Recording the Trace of Movement: Norman McLaren

Scottish / Canadian animator, Norman McLaren, was an innovator who experimented with the technological processes of his time. McLaren’s film Pas de Deux from 1968 is clearly influenced by Etienne-Jules Marey’s chronophotography mentioned earlier. Using high contrast photography and optical printing, the flesh of McLaren’s dancers dissolve into outlines of light. The characters multiply across the image in the shape of the the movements that they dance.

As McLaren was born in the town of Stirling, there is an extensive archive about McLaren’s life and work at Stirling University.

Pas de deux from National Film Board of Canada on Vimeo.

Pervasive Animation

Pervasive Animation was the name of a three-day conference at the Tate Modern, London in 2007, which featured speakers including Suzanne Buchan, Norman Klein, Tom Gunning, Esther Leslie, Vivien Sobchack. The conference sought to bring into question accepted ideas about what animation is and to present the interdisciplinary currents that feed contemporary digital moving image practice. The whole conference was recorded and can still be seen on the Tate website.

Recording the Trace of Movement: Past and Present

In her current exhibition, Motion Capture Drawings, at London Gallery West (3rd February – 4th March 2012), artist Susan Morris has captured her own movements over a period of time in a motion capture studio and painstakingly converted the data via algorithms into lines, which are printed onto photographic paper. The images resemble a fragile, dense fog of movement.

Her work references Étienne-Jules Marey, born in France in 1830 and a pioneer of motion analysis through his work with chronophotography, which, unlike the sequential images of Eadweard Muybridge, used multiple exposures recorded and combined together in one photograph to analyse the trajectory of a movement. Here is a selection:

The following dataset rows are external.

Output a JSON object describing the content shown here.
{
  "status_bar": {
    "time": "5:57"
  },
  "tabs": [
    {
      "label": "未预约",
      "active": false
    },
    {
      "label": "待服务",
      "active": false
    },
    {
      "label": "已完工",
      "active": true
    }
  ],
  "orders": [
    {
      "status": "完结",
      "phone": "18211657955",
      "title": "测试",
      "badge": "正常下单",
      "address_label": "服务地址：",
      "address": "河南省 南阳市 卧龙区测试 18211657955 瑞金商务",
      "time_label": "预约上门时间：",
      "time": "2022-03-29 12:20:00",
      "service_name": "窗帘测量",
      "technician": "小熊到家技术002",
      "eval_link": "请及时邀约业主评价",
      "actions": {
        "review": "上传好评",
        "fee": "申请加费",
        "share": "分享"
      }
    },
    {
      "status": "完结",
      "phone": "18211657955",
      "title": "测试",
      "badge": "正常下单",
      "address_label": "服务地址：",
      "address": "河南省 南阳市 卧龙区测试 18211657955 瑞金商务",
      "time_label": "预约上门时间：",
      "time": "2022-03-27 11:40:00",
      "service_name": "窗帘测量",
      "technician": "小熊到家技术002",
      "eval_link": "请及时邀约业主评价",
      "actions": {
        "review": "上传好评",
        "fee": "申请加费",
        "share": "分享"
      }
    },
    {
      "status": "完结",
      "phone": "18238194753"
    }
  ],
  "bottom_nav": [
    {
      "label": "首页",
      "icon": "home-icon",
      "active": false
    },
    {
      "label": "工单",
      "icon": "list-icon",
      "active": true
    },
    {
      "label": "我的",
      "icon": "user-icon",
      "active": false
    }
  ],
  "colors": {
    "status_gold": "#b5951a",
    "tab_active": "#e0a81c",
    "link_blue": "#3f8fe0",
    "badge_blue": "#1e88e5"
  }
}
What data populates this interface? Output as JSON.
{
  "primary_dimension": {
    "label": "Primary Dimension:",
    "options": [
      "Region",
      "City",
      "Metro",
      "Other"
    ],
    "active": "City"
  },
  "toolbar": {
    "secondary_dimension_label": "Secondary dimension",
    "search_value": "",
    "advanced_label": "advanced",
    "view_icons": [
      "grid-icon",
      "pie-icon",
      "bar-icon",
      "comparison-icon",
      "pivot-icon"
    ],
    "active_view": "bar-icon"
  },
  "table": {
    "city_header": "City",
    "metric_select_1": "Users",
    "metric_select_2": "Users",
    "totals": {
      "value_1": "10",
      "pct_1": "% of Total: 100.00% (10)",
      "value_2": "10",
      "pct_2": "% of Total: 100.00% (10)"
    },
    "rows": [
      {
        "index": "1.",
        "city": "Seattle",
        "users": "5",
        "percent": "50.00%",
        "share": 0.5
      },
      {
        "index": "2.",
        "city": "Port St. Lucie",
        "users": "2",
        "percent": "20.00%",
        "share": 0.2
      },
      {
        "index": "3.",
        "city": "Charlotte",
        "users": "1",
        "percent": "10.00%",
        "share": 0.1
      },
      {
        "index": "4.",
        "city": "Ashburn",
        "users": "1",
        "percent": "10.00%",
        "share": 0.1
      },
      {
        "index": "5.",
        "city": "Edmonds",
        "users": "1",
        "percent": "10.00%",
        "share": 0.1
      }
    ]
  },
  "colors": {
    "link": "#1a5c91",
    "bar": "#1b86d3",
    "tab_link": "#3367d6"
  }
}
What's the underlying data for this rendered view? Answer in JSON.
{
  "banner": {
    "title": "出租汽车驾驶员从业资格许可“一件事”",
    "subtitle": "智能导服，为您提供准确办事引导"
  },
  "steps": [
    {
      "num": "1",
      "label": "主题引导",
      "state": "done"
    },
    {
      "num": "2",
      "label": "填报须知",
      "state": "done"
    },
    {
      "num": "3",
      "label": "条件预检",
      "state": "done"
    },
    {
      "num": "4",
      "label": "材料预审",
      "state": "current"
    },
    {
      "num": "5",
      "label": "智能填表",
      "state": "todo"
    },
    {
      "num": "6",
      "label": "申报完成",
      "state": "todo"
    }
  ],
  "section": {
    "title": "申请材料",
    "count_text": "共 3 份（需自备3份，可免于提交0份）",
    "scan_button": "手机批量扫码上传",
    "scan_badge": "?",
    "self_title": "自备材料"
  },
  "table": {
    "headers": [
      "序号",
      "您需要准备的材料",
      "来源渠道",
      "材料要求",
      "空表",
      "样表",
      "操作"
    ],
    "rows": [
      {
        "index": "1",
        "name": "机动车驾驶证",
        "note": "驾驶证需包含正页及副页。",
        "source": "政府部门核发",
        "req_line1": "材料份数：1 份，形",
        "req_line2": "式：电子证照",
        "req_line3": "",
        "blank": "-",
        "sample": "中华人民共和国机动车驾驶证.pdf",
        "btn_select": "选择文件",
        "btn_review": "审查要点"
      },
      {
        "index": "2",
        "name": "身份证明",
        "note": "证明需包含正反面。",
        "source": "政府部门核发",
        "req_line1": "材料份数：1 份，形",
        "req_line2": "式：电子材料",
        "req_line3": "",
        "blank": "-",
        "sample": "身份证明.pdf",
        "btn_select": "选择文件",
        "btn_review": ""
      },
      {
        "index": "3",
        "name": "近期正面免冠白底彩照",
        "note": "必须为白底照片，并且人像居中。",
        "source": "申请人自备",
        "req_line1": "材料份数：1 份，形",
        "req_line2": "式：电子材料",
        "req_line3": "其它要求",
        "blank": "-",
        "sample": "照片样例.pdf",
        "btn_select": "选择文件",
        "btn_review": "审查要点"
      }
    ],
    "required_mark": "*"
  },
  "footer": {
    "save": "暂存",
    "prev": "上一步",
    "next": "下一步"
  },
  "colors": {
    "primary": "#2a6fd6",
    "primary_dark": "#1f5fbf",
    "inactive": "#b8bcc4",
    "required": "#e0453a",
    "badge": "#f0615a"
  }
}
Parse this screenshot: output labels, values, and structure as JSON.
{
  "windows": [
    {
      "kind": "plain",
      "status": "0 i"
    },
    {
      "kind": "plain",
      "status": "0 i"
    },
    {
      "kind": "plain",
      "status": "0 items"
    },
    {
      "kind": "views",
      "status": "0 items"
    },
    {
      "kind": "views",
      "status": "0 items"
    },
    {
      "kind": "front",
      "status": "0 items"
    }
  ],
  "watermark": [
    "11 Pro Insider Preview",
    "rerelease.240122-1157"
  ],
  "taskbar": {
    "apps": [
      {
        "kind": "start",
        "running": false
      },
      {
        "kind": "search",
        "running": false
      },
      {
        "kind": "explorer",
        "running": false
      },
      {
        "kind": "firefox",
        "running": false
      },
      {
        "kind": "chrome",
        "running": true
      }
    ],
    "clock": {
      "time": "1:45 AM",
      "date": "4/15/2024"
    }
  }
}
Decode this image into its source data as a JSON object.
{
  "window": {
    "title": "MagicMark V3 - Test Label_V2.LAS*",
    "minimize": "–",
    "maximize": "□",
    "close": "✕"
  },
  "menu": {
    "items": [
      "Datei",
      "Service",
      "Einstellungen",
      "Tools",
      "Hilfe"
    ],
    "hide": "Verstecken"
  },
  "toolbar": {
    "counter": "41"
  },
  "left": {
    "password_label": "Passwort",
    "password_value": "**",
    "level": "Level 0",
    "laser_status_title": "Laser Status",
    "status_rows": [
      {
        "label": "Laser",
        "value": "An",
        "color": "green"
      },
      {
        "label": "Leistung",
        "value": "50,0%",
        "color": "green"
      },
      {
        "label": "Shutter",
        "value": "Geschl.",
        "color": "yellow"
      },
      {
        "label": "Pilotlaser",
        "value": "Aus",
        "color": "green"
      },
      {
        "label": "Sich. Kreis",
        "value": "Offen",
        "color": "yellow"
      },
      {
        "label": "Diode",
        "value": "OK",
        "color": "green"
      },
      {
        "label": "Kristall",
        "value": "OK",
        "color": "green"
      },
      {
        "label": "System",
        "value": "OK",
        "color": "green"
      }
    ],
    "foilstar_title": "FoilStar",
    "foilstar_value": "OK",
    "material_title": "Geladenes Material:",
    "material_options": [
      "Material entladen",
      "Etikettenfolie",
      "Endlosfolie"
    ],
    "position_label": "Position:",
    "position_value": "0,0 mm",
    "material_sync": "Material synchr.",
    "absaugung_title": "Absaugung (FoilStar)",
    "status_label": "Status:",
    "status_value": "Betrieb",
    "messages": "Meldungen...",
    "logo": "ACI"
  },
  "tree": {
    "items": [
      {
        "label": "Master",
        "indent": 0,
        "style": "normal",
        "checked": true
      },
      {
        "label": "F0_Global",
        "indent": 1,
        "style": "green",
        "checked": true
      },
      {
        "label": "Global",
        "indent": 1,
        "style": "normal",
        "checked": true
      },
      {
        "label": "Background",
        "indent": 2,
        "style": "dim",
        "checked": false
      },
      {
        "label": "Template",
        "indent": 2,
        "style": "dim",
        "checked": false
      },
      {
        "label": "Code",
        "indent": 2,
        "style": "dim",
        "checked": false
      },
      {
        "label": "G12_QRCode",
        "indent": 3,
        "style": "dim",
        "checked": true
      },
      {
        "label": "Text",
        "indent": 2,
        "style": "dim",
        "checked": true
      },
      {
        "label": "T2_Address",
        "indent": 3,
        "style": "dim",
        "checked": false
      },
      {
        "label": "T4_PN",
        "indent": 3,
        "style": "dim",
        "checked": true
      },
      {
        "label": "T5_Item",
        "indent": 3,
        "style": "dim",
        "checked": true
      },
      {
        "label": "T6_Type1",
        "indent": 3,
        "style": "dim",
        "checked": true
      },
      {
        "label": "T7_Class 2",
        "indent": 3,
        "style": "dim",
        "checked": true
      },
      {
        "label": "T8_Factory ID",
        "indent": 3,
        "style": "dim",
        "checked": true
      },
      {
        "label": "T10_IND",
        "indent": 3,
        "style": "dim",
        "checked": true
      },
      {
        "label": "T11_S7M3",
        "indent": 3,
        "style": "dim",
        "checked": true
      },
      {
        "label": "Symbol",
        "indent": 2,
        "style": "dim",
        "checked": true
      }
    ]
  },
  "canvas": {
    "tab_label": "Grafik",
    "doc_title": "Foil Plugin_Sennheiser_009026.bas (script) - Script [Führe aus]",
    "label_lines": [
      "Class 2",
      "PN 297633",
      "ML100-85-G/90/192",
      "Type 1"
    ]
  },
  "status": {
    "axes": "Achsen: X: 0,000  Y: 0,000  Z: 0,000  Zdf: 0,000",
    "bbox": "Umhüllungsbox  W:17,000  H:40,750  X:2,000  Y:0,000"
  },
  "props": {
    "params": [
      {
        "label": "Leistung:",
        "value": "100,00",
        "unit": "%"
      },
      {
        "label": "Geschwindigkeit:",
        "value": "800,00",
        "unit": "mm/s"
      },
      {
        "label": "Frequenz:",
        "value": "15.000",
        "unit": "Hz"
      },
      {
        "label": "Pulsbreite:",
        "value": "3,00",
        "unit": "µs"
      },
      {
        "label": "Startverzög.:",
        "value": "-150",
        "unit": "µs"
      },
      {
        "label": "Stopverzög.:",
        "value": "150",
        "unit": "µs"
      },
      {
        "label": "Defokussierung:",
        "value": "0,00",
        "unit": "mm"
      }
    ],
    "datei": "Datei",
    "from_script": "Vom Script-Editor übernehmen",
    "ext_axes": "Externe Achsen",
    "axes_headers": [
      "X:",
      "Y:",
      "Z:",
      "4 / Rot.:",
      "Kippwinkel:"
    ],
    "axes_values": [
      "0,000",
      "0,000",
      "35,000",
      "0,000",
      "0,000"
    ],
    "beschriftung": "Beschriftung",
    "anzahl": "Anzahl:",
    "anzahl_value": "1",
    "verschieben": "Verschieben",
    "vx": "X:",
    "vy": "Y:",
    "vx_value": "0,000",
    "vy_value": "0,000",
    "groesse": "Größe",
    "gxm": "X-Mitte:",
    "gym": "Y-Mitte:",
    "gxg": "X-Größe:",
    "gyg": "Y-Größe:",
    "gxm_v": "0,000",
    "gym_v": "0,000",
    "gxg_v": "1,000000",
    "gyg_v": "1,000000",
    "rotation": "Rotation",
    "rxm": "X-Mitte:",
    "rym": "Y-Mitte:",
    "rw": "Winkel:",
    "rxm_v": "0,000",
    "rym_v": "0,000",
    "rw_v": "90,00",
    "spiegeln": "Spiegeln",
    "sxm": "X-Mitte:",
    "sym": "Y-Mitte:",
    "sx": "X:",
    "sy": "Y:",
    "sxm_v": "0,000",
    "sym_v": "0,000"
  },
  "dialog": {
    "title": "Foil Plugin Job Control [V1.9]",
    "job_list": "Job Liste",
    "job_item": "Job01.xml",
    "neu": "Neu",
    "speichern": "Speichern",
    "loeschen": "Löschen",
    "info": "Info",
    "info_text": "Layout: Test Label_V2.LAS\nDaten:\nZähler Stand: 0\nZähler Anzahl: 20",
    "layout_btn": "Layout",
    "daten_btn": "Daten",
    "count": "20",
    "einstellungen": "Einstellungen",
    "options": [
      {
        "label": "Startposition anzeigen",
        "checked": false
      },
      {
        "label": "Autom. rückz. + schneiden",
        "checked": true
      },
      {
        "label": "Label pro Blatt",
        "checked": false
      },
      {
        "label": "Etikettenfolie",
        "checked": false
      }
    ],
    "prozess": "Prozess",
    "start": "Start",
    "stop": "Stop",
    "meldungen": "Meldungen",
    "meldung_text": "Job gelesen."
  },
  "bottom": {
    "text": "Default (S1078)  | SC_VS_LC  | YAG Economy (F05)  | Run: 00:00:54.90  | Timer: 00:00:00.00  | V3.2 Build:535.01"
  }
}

Marey’s work was a clear influence on the Futurists and other artists concerned with representing speed and motion in painting. Compare the image above, Etienne Jules Marey, Étude de l’homme, chronophotographie, 1887 with Marcel Duchamp’s iconic Nude Descending a Stair, 1912.

Beautiful as Morris’s images are, they bring to mind a tangled web of technological references to the history of motion analysis that she does not acknowledge. Capturing the trace of movement is the aim of contemporary motion capture technology, beautifully illustrated in Ghostcatching, 1999. In this digital dance piece shown below, movement data from choreographer and dancer, Bill T Jones, has been used by Bill Kaiser and Shelley Eshkar of the OpenEnded Group to create graphic lines. The data was not used ‘straight out of the tin’, but required extensive clean-up and artistic input from Kaiser and Eshkar.

Another example of graphic black and white linear imagery inspired by Marey’s motion analysis can be seen in Norman McLaren’s Pas de Deux.

Bodies Moving Through Space

In the Life Drawing Field Trip that MA Character Animation recently took to London’s Southbank Centre, we looked at the scale and perspective of people moving through urban architecture. Starting in Waterloo Station, we drew people in motion and examined the change of scale from background to foreground. After more drawings in the streets and down by the river Thames, we convened in the BFI Cafe, where it was warm, to look at each other’s drawings and to get feedback from Life Drawing tutor Maryclare Foa.

The whole issue of the shape of physical movement through space is of special interest in the world of performance and especially dance. In the Bauhaus, Oskar Schlemmer padded and extended the bodies of his performers into abstract shapes and choreographed movements that took the form of patterns. Here is a reconstruction of Schlemmer’s Triadic Ballet by Margarete Hastings in 1970.

To see more recreations of Schlemmer’s original dance performances see this website for Bauhaus Dance videos.

William Forsythe is a contemporary choreographer and dancer who works with the body in architecture. Here is a clip from One Flat Thing Reproduced.

In the next clip you can see how he works with a development of Rudolph Laban’s notion of the kinesphere – the invisible three-dimensional space that surrounds us – and composes his choreography based on patterns in space.

For more information on this work and links to other fascinating projects, see the Synchronous Objects site.

Animate Projects have just curated an online exhibition Moving Pictures in conjunction with Portland Green cultural projects, who specialise in dance film. This exhibition features projects which combine animation and dance.